The Pentagon told Congress Thursday that Iraqi insurgents are failing to derail the move toward democracy but remain "capable, adaptable and intent" on carrying out lethal attacks aided by a continuing inflow of foreign terrorists.
Its 23-page report, the most comprehensive public assessment yet by the military establishment of progress in Iraq, was more than a week overdue. In it, the Pentagon cited progress on political, economic and security fronts. But it does not say how soon Iraqi security forces will be sufficiently trained to defend the war-torn country without the direct assistance of American troops.
Some Democrats were quick to criticize, saying the accounting fell short of helping the public understand when U.S. troops can leave.
"They missed an opportunity," said Rep. John Murtha of Pennsylvania, the lead Democrat on the House Appropriations subcommittee on defense.
U.S. officers have developed a method of calculating the combat readiness of the approximately 76,700 Iraqi Army troops, but the Pentagon said it "should not and must not" publicly disclose specific data.

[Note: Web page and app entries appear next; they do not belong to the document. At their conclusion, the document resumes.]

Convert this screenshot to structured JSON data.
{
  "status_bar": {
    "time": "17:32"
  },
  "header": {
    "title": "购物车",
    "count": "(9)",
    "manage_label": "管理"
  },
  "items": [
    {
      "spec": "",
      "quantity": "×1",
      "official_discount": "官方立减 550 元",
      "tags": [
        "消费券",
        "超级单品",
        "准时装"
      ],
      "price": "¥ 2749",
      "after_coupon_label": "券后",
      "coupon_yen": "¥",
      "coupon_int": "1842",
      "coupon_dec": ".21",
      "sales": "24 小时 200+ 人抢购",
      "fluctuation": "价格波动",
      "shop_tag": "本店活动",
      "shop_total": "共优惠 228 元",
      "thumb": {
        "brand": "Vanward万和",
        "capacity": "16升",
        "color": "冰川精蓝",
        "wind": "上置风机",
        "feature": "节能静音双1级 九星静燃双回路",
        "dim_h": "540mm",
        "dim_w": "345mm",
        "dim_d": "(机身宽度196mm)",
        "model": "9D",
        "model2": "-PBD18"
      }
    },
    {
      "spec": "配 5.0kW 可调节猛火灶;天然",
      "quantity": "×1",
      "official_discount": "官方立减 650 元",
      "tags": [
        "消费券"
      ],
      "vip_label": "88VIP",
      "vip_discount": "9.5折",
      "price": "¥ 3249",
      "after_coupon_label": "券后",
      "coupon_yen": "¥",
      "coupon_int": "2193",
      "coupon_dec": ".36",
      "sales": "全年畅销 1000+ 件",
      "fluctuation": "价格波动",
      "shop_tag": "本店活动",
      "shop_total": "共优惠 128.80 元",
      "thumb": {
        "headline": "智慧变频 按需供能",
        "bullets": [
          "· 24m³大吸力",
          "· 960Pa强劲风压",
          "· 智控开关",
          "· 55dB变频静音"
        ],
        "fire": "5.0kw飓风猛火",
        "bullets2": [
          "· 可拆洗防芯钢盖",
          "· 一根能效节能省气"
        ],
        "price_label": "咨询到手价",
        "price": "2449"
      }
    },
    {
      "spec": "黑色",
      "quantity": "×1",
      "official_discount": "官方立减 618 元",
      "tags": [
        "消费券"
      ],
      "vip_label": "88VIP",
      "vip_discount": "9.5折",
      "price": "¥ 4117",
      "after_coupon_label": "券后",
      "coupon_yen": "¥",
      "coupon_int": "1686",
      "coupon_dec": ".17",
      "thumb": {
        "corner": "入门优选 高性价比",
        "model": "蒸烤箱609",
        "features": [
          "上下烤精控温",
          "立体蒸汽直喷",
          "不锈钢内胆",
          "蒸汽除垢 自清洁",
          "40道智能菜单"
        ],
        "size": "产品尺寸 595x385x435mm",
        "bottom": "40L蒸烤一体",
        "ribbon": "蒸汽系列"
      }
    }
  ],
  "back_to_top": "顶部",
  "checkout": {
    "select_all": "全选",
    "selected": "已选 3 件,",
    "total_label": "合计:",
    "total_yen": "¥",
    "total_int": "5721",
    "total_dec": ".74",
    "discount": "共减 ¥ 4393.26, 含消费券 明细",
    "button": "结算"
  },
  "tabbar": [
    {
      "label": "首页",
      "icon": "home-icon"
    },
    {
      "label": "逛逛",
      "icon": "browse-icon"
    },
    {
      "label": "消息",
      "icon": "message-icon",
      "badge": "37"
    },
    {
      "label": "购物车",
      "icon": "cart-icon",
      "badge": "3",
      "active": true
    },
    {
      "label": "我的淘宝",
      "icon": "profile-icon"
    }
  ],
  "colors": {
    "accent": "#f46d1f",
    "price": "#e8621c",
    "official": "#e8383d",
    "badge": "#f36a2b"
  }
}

"The enemy's knowledge of such details would put both Iraqi and coalition forces at increased risk," the report said.
That information, along with details on various possible changes in the level of U.S. forces in Iraq next year, were included in an annex, classified as secret, along with the unclassified report delivered to Congress.
There currently are about 138,000 U.S. troops in Iraq. The Pentagon report offered no estimate of when they could be withdrawn.
Democratic critics of Bush administration Iraq policy lashed out at the Pentagon for refusing to publicly release a detailed assessment of the readiness of Iraqi security forces.
Sen. Carl Levin, ranking Democrat on the Senate Armed Services Committee, said he fears "the American people are going to be left out" of discussions about when the United States can bring troops home and turn the country over to Iraqi security forces.
Last week, Gen. Peter Pace, the vice chairman of the Joint Chiefs of Staff, provided a written statement to the Senate Armed Services Committee that said about half of Iraq's new police battalions are still being established and cannot yet conduct operations. He provided the statement in response to a question posed by Levin.
It was not clear how that squared with an assertion in Thursday's report to Congress that "more than half of provincial police headquarters currently are assessed to have control in their province."
Pace said the other half of the police units and two-thirds of the new army battalions are only "partially capable" of carrying out counterinsurgency missions and need U.S. help.
"Only a small number of Iraqi Security Forces are taking on the insurgents and terrorists by themselves," Pace wrote in the memo.
Thursday's report to Congress noted that when U.S. and Iraqi forces assaulted the insurgent stronghold of Fallujah last November several Iraqi battalions "collapsed." Absenteeism among regular Iraqi army units was "in double digits" and remained so for the rest of the year, it added.
"Although such problems have not been entirely solved, they have been addressed in large measure," the report said, due in part to efforts that have alleviated equipment shortages.
"Still, units that are conducting operations and units that relocate elsewhere in Iraqi experience a surge in absenteeism," it said.
In a briefing for reporters at the Pentagon, Lt. Gen. Walter Sharp said the insurgents have shifted their focus from attacking U.S. troops to civilian targets. "That's why you are seeing more civilian casualties," he said.
The report said that Iraqi Sunnis make up the largest proportion of the insurgency, but it also decried a continuing influx of foreign terrorists from across Iraq's borders. Iraq has 15,500 trained border police, but their effectiveness varies widely and is rated by U.S. officials as "generally moderate to low."
"Although violent extremist activity accounts for a fraction of the overall violence, the dramatic and symbolic nature and lethality of their attacks, combined with effective information operations, has a disproportionate psychological impact relative to their numbers," the report said.
Outlining the way forward on the political front, the report said that Washington expects the Iraqis to meet an Aug. 15 deadline for writing a constitution, followed by a national referendum on the constitution by Oct. 15 and a Dec. 15 election under that constitution for a permanent government that would take power shortly thereafter.
Ratifying a constitution has been held up by Sunni Arabs, who decided Thursday to continue boycotting the committee drafting Iraq's new constitution, casting doubt on whether the group can meet an August deadline to complete its work.
Kamal Hamdoun, one of the 12 remaining Sunnis appointed to the commission last month, said the Sunnis would continue their boycott pending an international investigation into the assassinations of two colleagues Tuesday and until other demands are met.
Even if the Shiite and Kurdish committee members decided to try and meet the August deadline without Sunni participation, questions would be raised over the legitimacy of a charter and whether it would win Sunni approval in an October referendum.
"One noteworthy strategic indicator of progress toward a stable security environment has been the inability of insurgents to derail the political process and timeline," the report said. "To do so is the strategic objective of the insurgents, and they are failing to achieve it."